A serial input pin permits the host to drive an 8-bit status display connected directly to the keyboard controller. This display could be a bank of up to eight LEDs, or it could be a two-digit hexadecimal LED or LCD readout. The host sends a single 8-bit code to the keyboard controller’s serial receive pin; this code is then fed into an optional external shift register to provide the eight separate output bits. The ability of the keyboard controller to provide output information allows it to be used in a control unit—such as a wall keypad or a data entry terminal—that is connected to a remote host in a different room or building. This concept is discussed in detail in Steve Ciarcia’s Circuit Cellar, in the article Build a Low-Cost, Remote Data-Entry Terminal, published in Circuit Cellar Volume 3, 1982. In theory the keyboard controller could be connected to a printer, forming a printing terminal, or even a CRT with additional circuitry such as RAM and a character generator.

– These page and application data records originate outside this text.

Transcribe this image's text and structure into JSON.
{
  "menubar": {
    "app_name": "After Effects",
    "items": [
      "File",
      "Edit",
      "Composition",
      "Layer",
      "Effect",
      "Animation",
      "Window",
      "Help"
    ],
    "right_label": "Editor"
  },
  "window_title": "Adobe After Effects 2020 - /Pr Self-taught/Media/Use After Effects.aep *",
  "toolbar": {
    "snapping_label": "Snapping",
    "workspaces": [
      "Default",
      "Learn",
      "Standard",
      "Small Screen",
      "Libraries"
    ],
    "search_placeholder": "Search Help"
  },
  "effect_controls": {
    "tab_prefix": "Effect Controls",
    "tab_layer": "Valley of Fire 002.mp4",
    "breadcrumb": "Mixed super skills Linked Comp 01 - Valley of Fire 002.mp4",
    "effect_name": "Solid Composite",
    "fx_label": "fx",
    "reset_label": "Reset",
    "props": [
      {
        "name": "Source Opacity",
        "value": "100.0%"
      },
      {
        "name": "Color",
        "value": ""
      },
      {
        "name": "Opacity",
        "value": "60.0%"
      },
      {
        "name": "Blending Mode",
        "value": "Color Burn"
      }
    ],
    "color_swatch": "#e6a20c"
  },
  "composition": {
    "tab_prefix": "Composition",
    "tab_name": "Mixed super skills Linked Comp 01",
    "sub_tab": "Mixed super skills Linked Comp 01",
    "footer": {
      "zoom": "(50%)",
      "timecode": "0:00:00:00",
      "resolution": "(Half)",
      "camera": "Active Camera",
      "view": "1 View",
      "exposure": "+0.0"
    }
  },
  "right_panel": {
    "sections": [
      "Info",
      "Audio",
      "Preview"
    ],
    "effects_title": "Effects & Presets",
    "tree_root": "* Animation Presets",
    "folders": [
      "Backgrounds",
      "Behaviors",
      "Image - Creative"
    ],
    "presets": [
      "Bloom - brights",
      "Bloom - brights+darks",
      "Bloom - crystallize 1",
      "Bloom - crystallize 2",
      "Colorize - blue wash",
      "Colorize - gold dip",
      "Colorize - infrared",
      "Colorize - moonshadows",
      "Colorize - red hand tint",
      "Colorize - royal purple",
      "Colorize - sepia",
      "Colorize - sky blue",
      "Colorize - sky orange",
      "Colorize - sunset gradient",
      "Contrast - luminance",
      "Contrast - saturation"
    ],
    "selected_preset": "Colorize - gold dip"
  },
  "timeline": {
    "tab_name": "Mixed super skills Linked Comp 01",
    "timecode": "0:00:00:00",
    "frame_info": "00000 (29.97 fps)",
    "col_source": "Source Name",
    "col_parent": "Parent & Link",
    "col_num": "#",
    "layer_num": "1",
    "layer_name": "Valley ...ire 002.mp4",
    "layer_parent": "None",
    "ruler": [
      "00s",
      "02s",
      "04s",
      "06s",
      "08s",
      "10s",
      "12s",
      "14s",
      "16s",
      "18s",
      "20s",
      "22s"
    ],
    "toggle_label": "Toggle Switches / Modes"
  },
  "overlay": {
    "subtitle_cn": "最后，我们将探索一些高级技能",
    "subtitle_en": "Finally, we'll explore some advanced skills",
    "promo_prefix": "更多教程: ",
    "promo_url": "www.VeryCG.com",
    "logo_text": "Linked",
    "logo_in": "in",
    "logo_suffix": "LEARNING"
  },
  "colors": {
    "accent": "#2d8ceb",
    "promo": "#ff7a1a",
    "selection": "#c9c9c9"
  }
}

An unusual feature of MM57499 is that shift lock and caps lock (curiously described as “shift loc” and “caps loc”, as if by confusion with block/bloc and sack/sac) are both reported to the host. A keypress of code 0xFE is transmitted when shift lock is enabled, and 0xFD is transmitted when shift lock is released (by pressing either shift lock or shift). Likewise, caps lock status is reported with the codes 0xFC and 0xFB. This allows the host to visually report the lock status, such as with in-key LEDs; in particular, the status of the lock keys can be transmitted back to the keyboard controller to provide local status to the operator. Processing of control and shift is performed internally regardless, i.e. pressing A outputs 0x61 (“a”) and pressing shift+A outputs 0x41 (“A”): reporting of lock key state is provided for convenience only.
The MM57499 also allows recording and playback of a single 14-character macro. Programming commences with control+escape and terminates with control+; upon which the string is transmitted to the computer. Further invocations of control+; will transmit the macro again. Just as with shift and caps lock status, start and finish of macro recording is reported to the host (with character codes of 0xFA and 0xF9 respectively). This allows the host to report on this status, such as with an LED or on-screen indication; the status display connected to the keyboard controller can also be used, so long as the status word is sent within 10 ms of the start of recording. It is not possible to program the macro without also transmitting it to the host immediately afterwards.
MM57499 was listed under IEEE’s Recent IC Annnouncements for June 1980, with a price of $6.15/piece for a lot of 100 ($19.35 in November 2020).
The Tatung TPC-2000 keyboard is documented to have an MM57499 keyboard encoder, but when examined, the IC was found to be marked “SMC 8426C”, suggesting that SMC produced a compatible part. No documentation for such a part seems to exist.
Models MM54C922/MM74C922 and MM54C923/MM74C923 are 16-key and 20-key keypad encoders. Details on these ICs are included in the catalogue excerpt listed below.
The following documents cover National Semiconductor keyboard encoder ICs: